It’s January 27 and the Duke basketball team sits at 9th place in the ACC with a 4-4 conference record and 15-6 overall.
The Blue Devils are currently ranked No. 24 in the AP Top 25 poll, but when the latest rankings come out next week, it will likely be the first time Duke isn’t ranked since the 2006-07 season.
That was also the last time Duke wasn’t considered an absolute lock to reach the NCAA Tournament, which is becoming more of a question for this year’s team.
With four games still on the schedule against Louisville and North Carolina, two Top 5 teams in the current Kenpom rankings, as well as contests against Virginia and Pittsburgh, it’s not a stretch to see Duke finishing the year at .500 or worse in the ACC.
Mike Krzyzewski has praised the effort of his team despite losing four of its last five games, but he’s also acknowledged that his group is limited in terms of depth.
So, where does Duke go from here? Can the problems that have led to this current slump be corrected, especially now that the Blue Devils are in the teeth of the conference schedule?
On the issue of depth, it comes down to two factors.
- Get Amile Jefferson Back
This is the biggest key to Duke’s entire season. The senior forward had the protective walking boot removed from his injured right foot last week, but there’s still no timetable for his return.
His insertion into the lineup makes such a difference for the Blue Devils because he’s the best on-court communicator and the most versatile post player on both ends of the floor.

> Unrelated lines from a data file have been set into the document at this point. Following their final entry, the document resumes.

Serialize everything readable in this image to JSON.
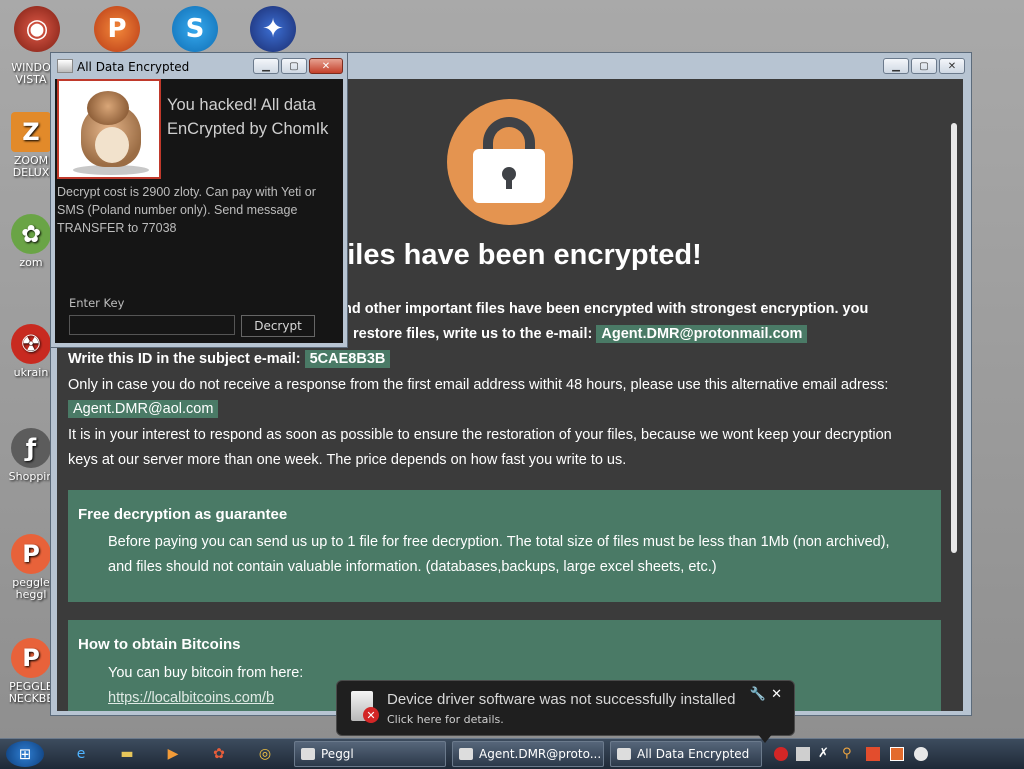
{
  "desktop": {
    "top_icons": [
      {
        "name": "window-icon"
      },
      {
        "name": "peggle-icon"
      },
      {
        "name": "skype-icon"
      },
      {
        "name": "browser-icon"
      }
    ],
    "icons": [
      {
        "label": "WINDO\nVISTA"
      },
      {
        "label": "ZOOM\nDELUX"
      },
      {
        "label": "zom"
      },
      {
        "label": "ukrain"
      },
      {
        "label": "Shoppin"
      },
      {
        "label": "peggle\nheggl"
      },
      {
        "label": "PEGGLE\nNECKBE"
      }
    ]
  },
  "main_window": {
    "headline": "r files have been encrypted!",
    "line1": "nd other important files have been encrypted with strongest encryption. you",
    "line2_text": "restore files, write us to the e-mail:",
    "email_primary": "Agent.DMR@protonmail.com",
    "id_label": "Write this ID in the subject e-mail:",
    "id_value": "5CAE8B3B",
    "alt_text": "Only in case you do not receive a response from the first email address withit 48 hours, please use this alternative email adress:",
    "email_alt": "Agent.DMR@aol.com",
    "interest_line1": "It is in your interest to respond as soon as possible to ensure the restoration of your files, because we wont keep your decryption",
    "interest_line2": "keys at our server more than one week. The price depends on how fast you write to us.",
    "panel1": {
      "title": "Free decryption as guarantee",
      "line1": "Before paying you can send us up to 1 file for free decryption. The total size of files must be less than 1Mb (non archived),",
      "line2": "and files should not contain valuable information. (databases,backups, large excel sheets, etc.)"
    },
    "panel2": {
      "title": "How to obtain Bitcoins",
      "line1": "You can buy bitcoin from here:",
      "link": "https://localbitcoins.com/b"
    }
  },
  "popup": {
    "title": "All Data Encrypted",
    "heading_line1": "You hacked! All data",
    "heading_line2": "EnCrypted by ChomIk",
    "body_line1": "Decrypt cost is 2900 zloty. Can pay with Yeti or",
    "body_line2": "SMS (Poland number only). Send message",
    "body_line3": "TRANSFER to 77038",
    "key_label": "Enter Key",
    "key_value": "",
    "decrypt_label": "Decrypt"
  },
  "notification": {
    "title": "Device driver software was not successfully installed",
    "subtitle": "Click here for details.",
    "close": "✕",
    "settings": "🔧"
  },
  "taskbar": {
    "tasks": [
      {
        "label": "Agent.DMR@proto..."
      },
      {
        "label": "All Data Encrypted"
      }
    ],
    "partial_task": "Peggl"
  }
}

He makes Duke a much better rebounding team and takes pressure off Marshall Plumlee as the only option in the frontcourt.
If Jefferson can get back on the court and return to the form he showed early in the season, averaging 11.4 points and 10.3 rebounds, Duke likely becomes a very dangerous low-seeded NCAA Tournament team. Without him, the Blue Devils may need a strong showing in the ACC Tournament to lock up a bid.
2. Chase Jeter Becomes an Option
The other player who could provide a solution to Duke’s depth issues is Chase Jeter. The freshman center has struggled to stay on the court for the Blue Devils, often looking overwhelmed on both offense and defense.
According to Chris Bunn of 247Sports, Jeter has been called for 14 fouls in 28 minutes of action in conference play. That’s a disaster. Not only is it failing to give a starter like Marshall Plumlee enough time to rest, it’s also helping the other team get to the free throw line.
If Jeter could become even a serviceable option in the paint, it would help Duke tremendously.
The other big problem for Duke right now is on the defensive end of the floor.
While the Blue Devils have the No. 2 offense in the country in Kenpom’s offensive efficiency rankings, they’re No. 150 in the defensive efficiency rankings. Teams have an effective FG% of nearly 49% and Duke’s allowing opponents to rebound nearly 33% of their own misses, which is one of the worst in the ACC.
Duke can’t stop teams for scoring, and when it does, it’s unable to prevent that team from getting second chance opportunities.
Without Amile Jefferson returning, it’s hard to see how this gets much better.
Matt Jones is the only player in the Duke rotation known as a defensive stopper, and even his defense has taken a step back this season as he’s had a more expanded role in the offense. The same used to be said about Marshall Plumlee, but he’s struggled as Duke’s only legitimate post defender.
Brandon Ingram’s length allows him the opportunity to be disruptive on defense with his ability to deflect passes and alter shots, but he’s still a freshman who can be exposed by more experienced players.
The lack of depth also makes Duke vulnerable to foul trouble, which Coach K has tried to avoid by going to more zone looks, but it’s still done nothing to fix the rebounding woes.
This lineup is more well-suited to outscore teams, but that becomes difficult when fatigue is an issue at the end of games.
Combine that with upcoming games against four teams in the Top 30 of the Kenpom offensive efficiency numbers (North Carolina, Virginia, Louisville, & Pittsburgh), and Duke’s defensive problems could get even worse.
The reality is that Duke’s in a tough spot right now with a very unforgiving conference schedule. Fortunately, the Blue Devils have one of the best coaches in the history of sports to try to correct the issues.
It’s a good thing he’s one of the best because he’s certainly got his work cut out for him.